The U.S. is scrambling to expand DNA mapping of coronavirus samples taken from patients to identify potentially deadlier mutations that are starting to spread around the country.
On Wednesday, the White House announced a scaled up push by the Centers for Disease Control and Prevention, and by a U.S. Army biodefense institute. But the more significant action is on Capitol Hill, where a House bill headed for floor debate would provide $1.75 billion for genomic sequencing.
“I don’t think this is going to be a light switch; I think its going to be a dial,” CDC head Dr. Rochelle Walensky told reporters, as she described the effort.
The U.S. now maps only the genetic makeup of a minuscule fraction of positive virus samples, a situation some experts liken to flying blind.
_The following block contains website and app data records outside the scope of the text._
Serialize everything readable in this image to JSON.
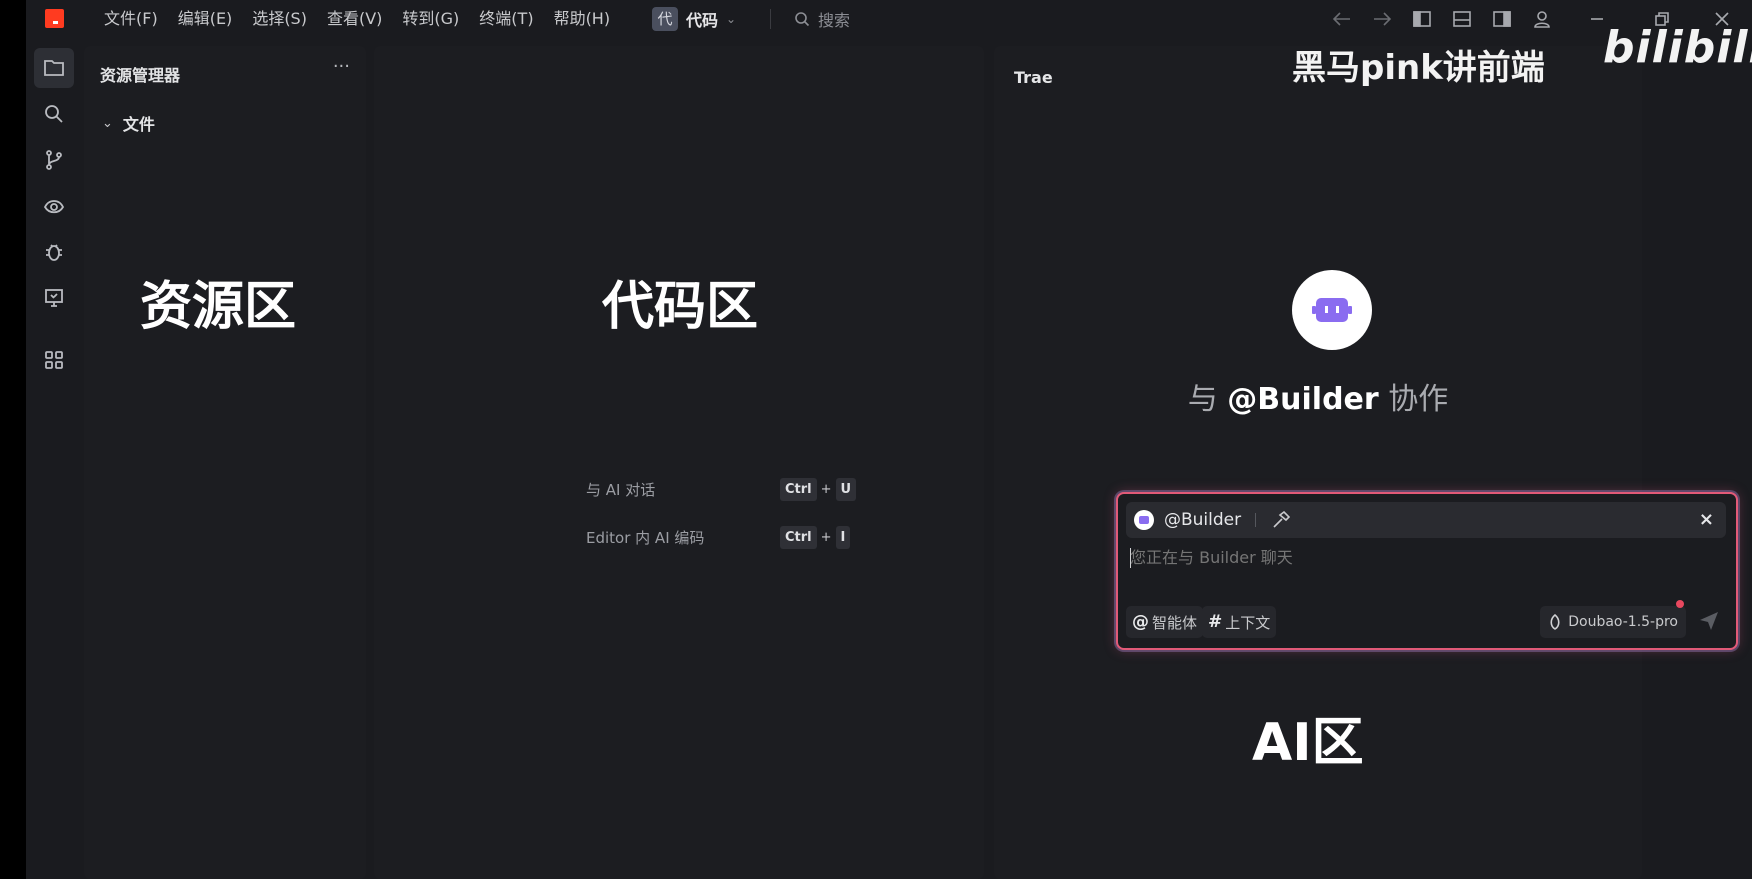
{
  "menu": [
    "文件(F)",
    "编辑(E)",
    "选择(S)",
    "查看(V)",
    "转到(G)",
    "终端(T)",
    "帮助(H)"
  ],
  "workspace": {
    "badge": "代",
    "name": "代码"
  },
  "search": {
    "placeholder": "搜索"
  },
  "watermark": {
    "author": "黑马pink讲前端",
    "site": "bilibili"
  },
  "explorer": {
    "title": "资源管理器",
    "more": "···",
    "folder": "文件",
    "region_label": "资源区"
  },
  "editor": {
    "region_label": "代码区",
    "shortcuts": [
      {
        "label": "与 AI 对话",
        "keys": [
          "Ctrl",
          "U"
        ]
      },
      {
        "label": "Editor 内 AI 编码",
        "keys": [
          "Ctrl",
          "I"
        ]
      }
    ]
  },
  "ai": {
    "title": "Trae",
    "collab_prefix": "与",
    "collab_agent": "@Builder",
    "collab_suffix": "协作",
    "chat": {
      "agent": "@Builder",
      "close": "×",
      "placeholder": "您正在与 Builder 聊天",
      "chip_agent": "智能体",
      "chip_context": "上下文",
      "model": "Doubao-1.5-pro"
    },
    "region_label": "AI区"
  },
  "colors": {
    "accent_red": "#e25a78",
    "bot_purple": "#8a6cf0",
    "logo": "#ff3b20"
  }
}
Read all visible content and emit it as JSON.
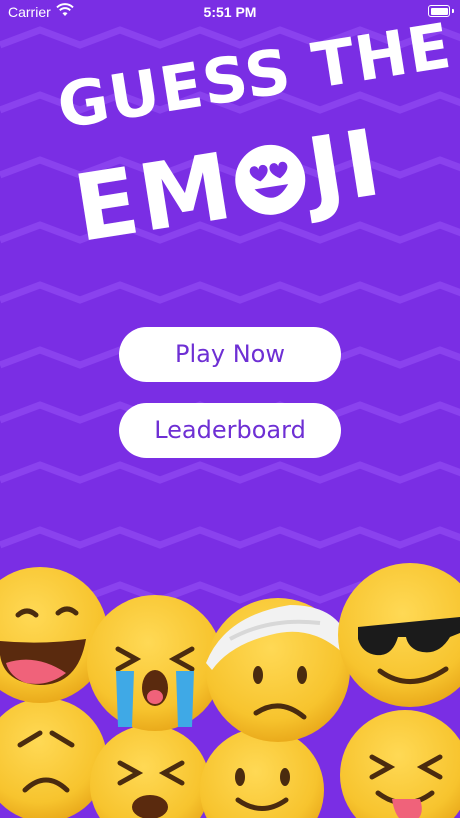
{
  "status_bar": {
    "carrier": "Carrier",
    "time": "5:51 PM"
  },
  "title": {
    "line1": "GUESS THE",
    "line2_part1": "EM",
    "line2_part2": "JI"
  },
  "buttons": {
    "play_label": "Play Now",
    "leaderboard_label": "Leaderboard"
  },
  "colors": {
    "background": "#7a2ee4",
    "button_text": "#6e2fd4",
    "emoji_yellow": "#f7c42e"
  },
  "icons": [
    "wifi-icon",
    "battery-icon",
    "heart-eyes-emoji-icon",
    "laughing-emoji-icon",
    "crying-emoji-icon",
    "bandaged-emoji-icon",
    "sunglasses-emoji-icon",
    "sad-emoji-icon",
    "smiling-emoji-icon",
    "tongue-out-emoji-icon"
  ]
}
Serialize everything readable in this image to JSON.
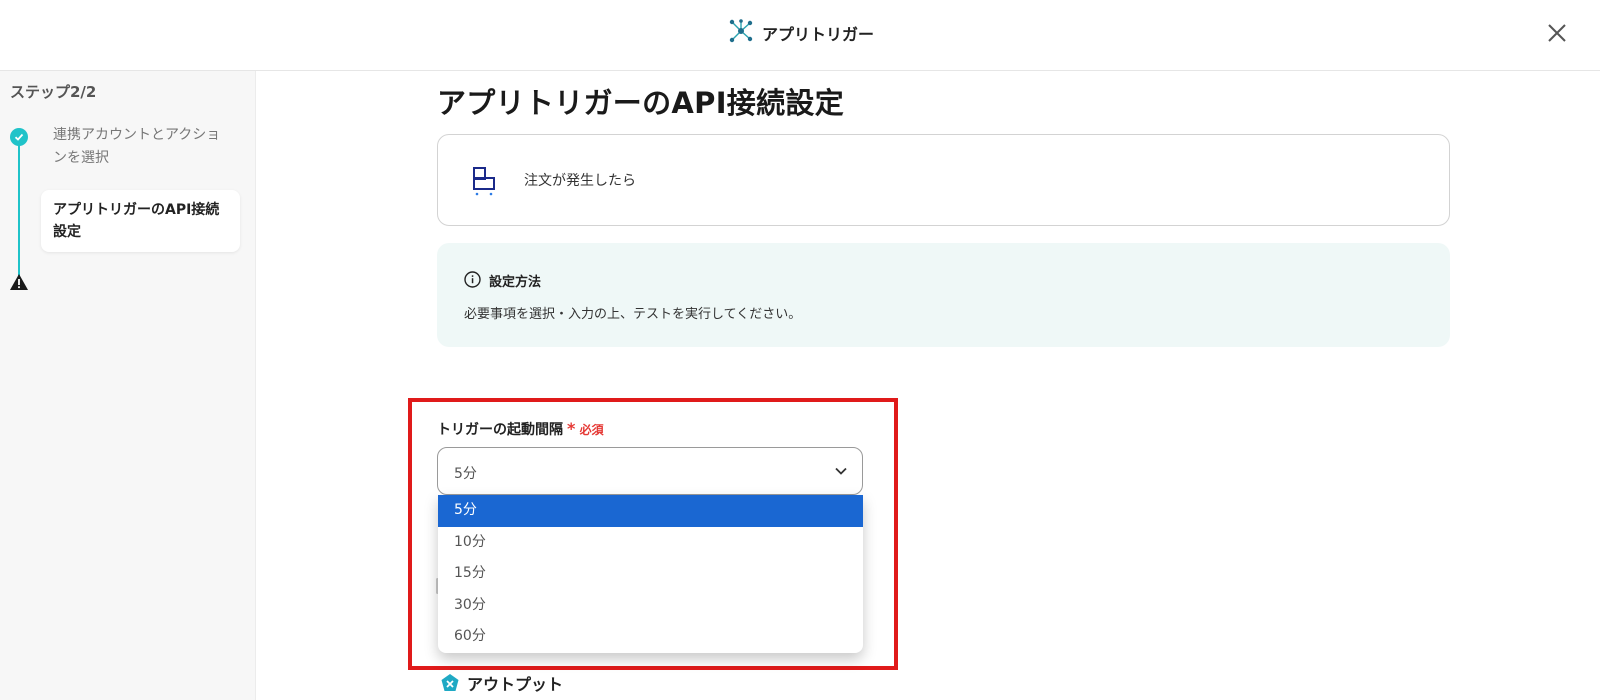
{
  "header": {
    "app_title": "アプリトリガー",
    "logo_icon": "network-nodes-icon",
    "close_icon": "close-icon"
  },
  "sidebar": {
    "step_count": "ステップ2/2",
    "steps": [
      {
        "label": "連携アカウントとアクションを選択",
        "status": "completed",
        "icon": "check-circle-icon"
      },
      {
        "label": "アプリトリガーのAPI接続設定",
        "status": "warning",
        "icon": "warning-triangle-icon"
      }
    ]
  },
  "main": {
    "page_title": "アプリトリガーのAPI接続設定",
    "trigger_card": {
      "icon": "shopping-cart-icon",
      "label": "注文が発生したら"
    },
    "info_box": {
      "icon": "info-circle-icon",
      "title": "設定方法",
      "text": "必要事項を選択・入力の上、テストを実行してください。"
    },
    "interval_field": {
      "label": "トリガーの起動間隔",
      "required_star": "*",
      "required_text": "必須",
      "selected_value": "5分",
      "options": [
        "5分",
        "10分",
        "15分",
        "30分",
        "60分"
      ],
      "selected_index": 0
    },
    "output": {
      "icon": "output-x-icon",
      "label": "アウトプット"
    }
  },
  "colors": {
    "accent_teal": "#20c3c9",
    "highlight_red": "#e01a1a",
    "selected_blue": "#1a67d2",
    "required_red": "#e53935",
    "info_bg": "#eff8f7"
  }
}
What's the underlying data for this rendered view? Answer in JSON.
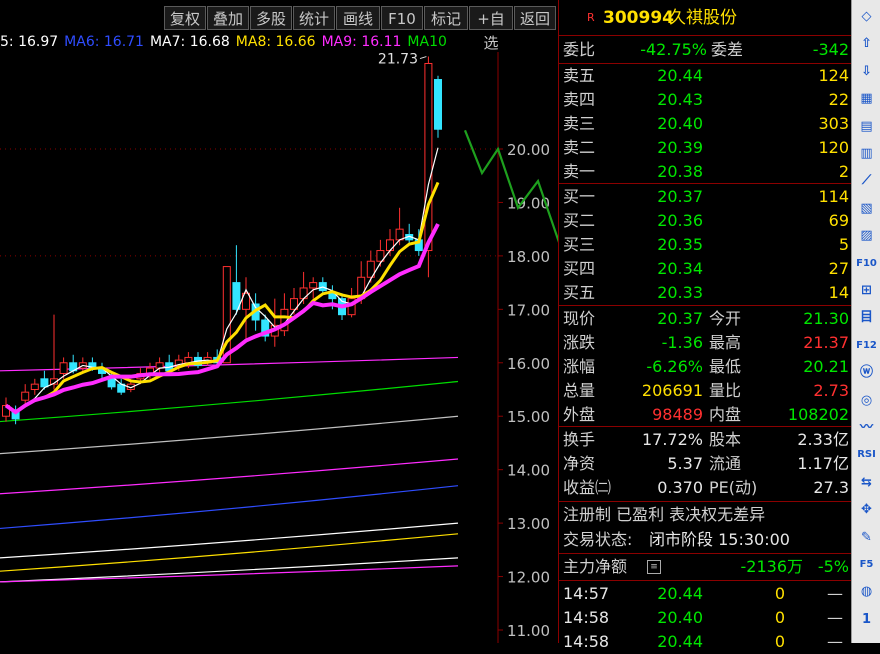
{
  "toolbar": {
    "buttons": [
      "复权",
      "叠加",
      "多股",
      "统计",
      "画线",
      "F10",
      "标记",
      "+自选",
      "返回"
    ]
  },
  "ma_legend": [
    {
      "label": "5: 16.97",
      "color": "#ffffff"
    },
    {
      "label": "MA6: 16.71",
      "color": "#2f4dff"
    },
    {
      "label": "MA7: 16.68",
      "color": "#ffffff"
    },
    {
      "label": "MA8: 16.66",
      "color": "#ffe000"
    },
    {
      "label": "MA9: 16.11",
      "color": "#ff2cff"
    },
    {
      "label": "MA10",
      "color": "#00dd00"
    }
  ],
  "chart": {
    "price_axis": [
      "20.00",
      "19.00",
      "18.00",
      "17.00",
      "16.00",
      "15.00",
      "14.00",
      "13.00",
      "12.00",
      "11.00"
    ],
    "high_label": "21.73",
    "ylim": [
      11.0,
      20.0
    ],
    "candles": [
      {
        "o": 15.0,
        "c": 15.2,
        "h": 15.35,
        "l": 14.9
      },
      {
        "o": 15.1,
        "c": 14.95,
        "h": 15.2,
        "l": 14.85
      },
      {
        "o": 15.3,
        "c": 15.45,
        "h": 15.6,
        "l": 15.2
      },
      {
        "o": 15.5,
        "c": 15.6,
        "h": 15.7,
        "l": 15.4
      },
      {
        "o": 15.7,
        "c": 15.55,
        "h": 15.85,
        "l": 15.5
      },
      {
        "o": 15.6,
        "c": 15.7,
        "h": 16.9,
        "l": 15.5
      },
      {
        "o": 15.8,
        "c": 16.0,
        "h": 16.1,
        "l": 15.7
      },
      {
        "o": 16.0,
        "c": 15.85,
        "h": 16.15,
        "l": 15.8
      },
      {
        "o": 15.9,
        "c": 16.0,
        "h": 16.1,
        "l": 15.8
      },
      {
        "o": 16.0,
        "c": 15.9,
        "h": 16.1,
        "l": 15.85
      },
      {
        "o": 15.9,
        "c": 15.8,
        "h": 16.0,
        "l": 15.7
      },
      {
        "o": 15.7,
        "c": 15.55,
        "h": 15.8,
        "l": 15.5
      },
      {
        "o": 15.6,
        "c": 15.45,
        "h": 15.7,
        "l": 15.4
      },
      {
        "o": 15.5,
        "c": 15.6,
        "h": 15.7,
        "l": 15.45
      },
      {
        "o": 15.7,
        "c": 15.8,
        "h": 15.9,
        "l": 15.6
      },
      {
        "o": 15.8,
        "c": 15.9,
        "h": 16.0,
        "l": 15.7
      },
      {
        "o": 15.9,
        "c": 16.0,
        "h": 16.1,
        "l": 15.8
      },
      {
        "o": 16.0,
        "c": 15.85,
        "h": 16.15,
        "l": 15.8
      },
      {
        "o": 15.95,
        "c": 16.05,
        "h": 16.15,
        "l": 15.85
      },
      {
        "o": 16.0,
        "c": 16.1,
        "h": 16.2,
        "l": 15.9
      },
      {
        "o": 16.1,
        "c": 15.95,
        "h": 16.2,
        "l": 15.9
      },
      {
        "o": 16.0,
        "c": 16.1,
        "h": 16.2,
        "l": 15.95
      },
      {
        "o": 16.1,
        "c": 16.0,
        "h": 16.25,
        "l": 15.95
      },
      {
        "o": 16.0,
        "c": 17.8,
        "h": 17.8,
        "l": 16.0
      },
      {
        "o": 17.5,
        "c": 17.0,
        "h": 18.2,
        "l": 16.9
      },
      {
        "o": 17.0,
        "c": 17.3,
        "h": 17.6,
        "l": 16.4
      },
      {
        "o": 17.1,
        "c": 16.8,
        "h": 17.3,
        "l": 16.6
      },
      {
        "o": 16.8,
        "c": 16.5,
        "h": 16.9,
        "l": 16.4
      },
      {
        "o": 16.5,
        "c": 16.7,
        "h": 17.2,
        "l": 16.3
      },
      {
        "o": 16.6,
        "c": 17.0,
        "h": 17.3,
        "l": 16.5
      },
      {
        "o": 17.0,
        "c": 17.2,
        "h": 17.4,
        "l": 16.9
      },
      {
        "o": 17.2,
        "c": 17.4,
        "h": 17.7,
        "l": 17.1
      },
      {
        "o": 17.4,
        "c": 17.5,
        "h": 17.6,
        "l": 17.2
      },
      {
        "o": 17.5,
        "c": 17.35,
        "h": 17.6,
        "l": 17.3
      },
      {
        "o": 17.3,
        "c": 17.2,
        "h": 17.45,
        "l": 17.0
      },
      {
        "o": 17.2,
        "c": 16.9,
        "h": 17.3,
        "l": 16.8
      },
      {
        "o": 16.9,
        "c": 17.2,
        "h": 17.4,
        "l": 16.85
      },
      {
        "o": 17.2,
        "c": 17.6,
        "h": 17.9,
        "l": 17.1
      },
      {
        "o": 17.6,
        "c": 17.9,
        "h": 18.1,
        "l": 17.5
      },
      {
        "o": 17.9,
        "c": 18.1,
        "h": 18.3,
        "l": 17.8
      },
      {
        "o": 18.1,
        "c": 18.3,
        "h": 18.5,
        "l": 18.0
      },
      {
        "o": 18.3,
        "c": 18.5,
        "h": 18.9,
        "l": 18.2
      },
      {
        "o": 18.4,
        "c": 18.3,
        "h": 18.6,
        "l": 18.2
      },
      {
        "o": 18.3,
        "c": 18.1,
        "h": 18.5,
        "l": 18.0
      },
      {
        "o": 18.1,
        "c": 21.6,
        "h": 21.73,
        "l": 17.6
      },
      {
        "o": 21.3,
        "c": 20.37,
        "h": 21.37,
        "l": 20.21
      }
    ]
  },
  "side": {
    "code": "300994",
    "name": "久祺股份",
    "ratio": {
      "l1": "委比",
      "v1": "-42.75%",
      "l2": "委差",
      "v2": "-342"
    },
    "asks": [
      {
        "label": "卖五",
        "price": "20.44",
        "vol": "124"
      },
      {
        "label": "卖四",
        "price": "20.43",
        "vol": "22"
      },
      {
        "label": "卖三",
        "price": "20.40",
        "vol": "303"
      },
      {
        "label": "卖二",
        "price": "20.39",
        "vol": "120"
      },
      {
        "label": "卖一",
        "price": "20.38",
        "vol": "2"
      }
    ],
    "bids": [
      {
        "label": "买一",
        "price": "20.37",
        "vol": "114"
      },
      {
        "label": "买二",
        "price": "20.36",
        "vol": "69"
      },
      {
        "label": "买三",
        "price": "20.35",
        "vol": "5"
      },
      {
        "label": "买四",
        "price": "20.34",
        "vol": "27"
      },
      {
        "label": "买五",
        "price": "20.33",
        "vol": "14"
      }
    ],
    "quote": [
      {
        "l1": "现价",
        "v1": "20.37",
        "l2": "今开",
        "v2": "21.30"
      },
      {
        "l1": "涨跌",
        "v1": "-1.36",
        "l2": "最高",
        "v2": "21.37"
      },
      {
        "l1": "涨幅",
        "v1": "-6.26%",
        "l2": "最低",
        "v2": "20.21"
      },
      {
        "l1": "总量",
        "v1": "206691",
        "l2": "量比",
        "v2": "2.73"
      },
      {
        "l1": "外盘",
        "v1": "98489",
        "l2": "内盘",
        "v2": "108202"
      }
    ],
    "finance": [
      {
        "l1": "换手",
        "v1": "17.72%",
        "l2": "股本",
        "v2": "2.33亿"
      },
      {
        "l1": "净资",
        "v1": "5.37",
        "l2": "流通",
        "v2": "1.17亿"
      },
      {
        "l1": "收益㈡",
        "v1": "0.370",
        "l2": "PE(动)",
        "v2": "27.3"
      }
    ],
    "info1": "注册制 已盈利 表决权无差异",
    "status_label": "交易状态:",
    "status_value": "闭市阶段 15:30:00",
    "flow": {
      "label": "主力净额",
      "value": "-2136万",
      "pct": "-5%"
    },
    "ticks": [
      {
        "time": "14:57",
        "price": "20.44",
        "vol": "0",
        "dir": "—"
      },
      {
        "time": "14:58",
        "price": "20.40",
        "vol": "0",
        "dir": "—"
      },
      {
        "time": "14:58",
        "price": "20.44",
        "vol": "0",
        "dir": "—"
      }
    ]
  },
  "tools": [
    "◇",
    "⇧",
    "⇩",
    "▦",
    "▤",
    "▥",
    "⟋",
    "▧",
    "▨",
    "F10",
    "⊞",
    "目",
    "F12",
    "ⓦ",
    "◎",
    "〰",
    "RSI",
    "⇆",
    "✥",
    "✎",
    "F5",
    "◍",
    "1"
  ]
}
It means the true domestic spread of problematic mutations first identified in the United Kingdom and South Africa remains a matter of guesswork.
Read more: Government rushes virus gene-mapping as mutations spread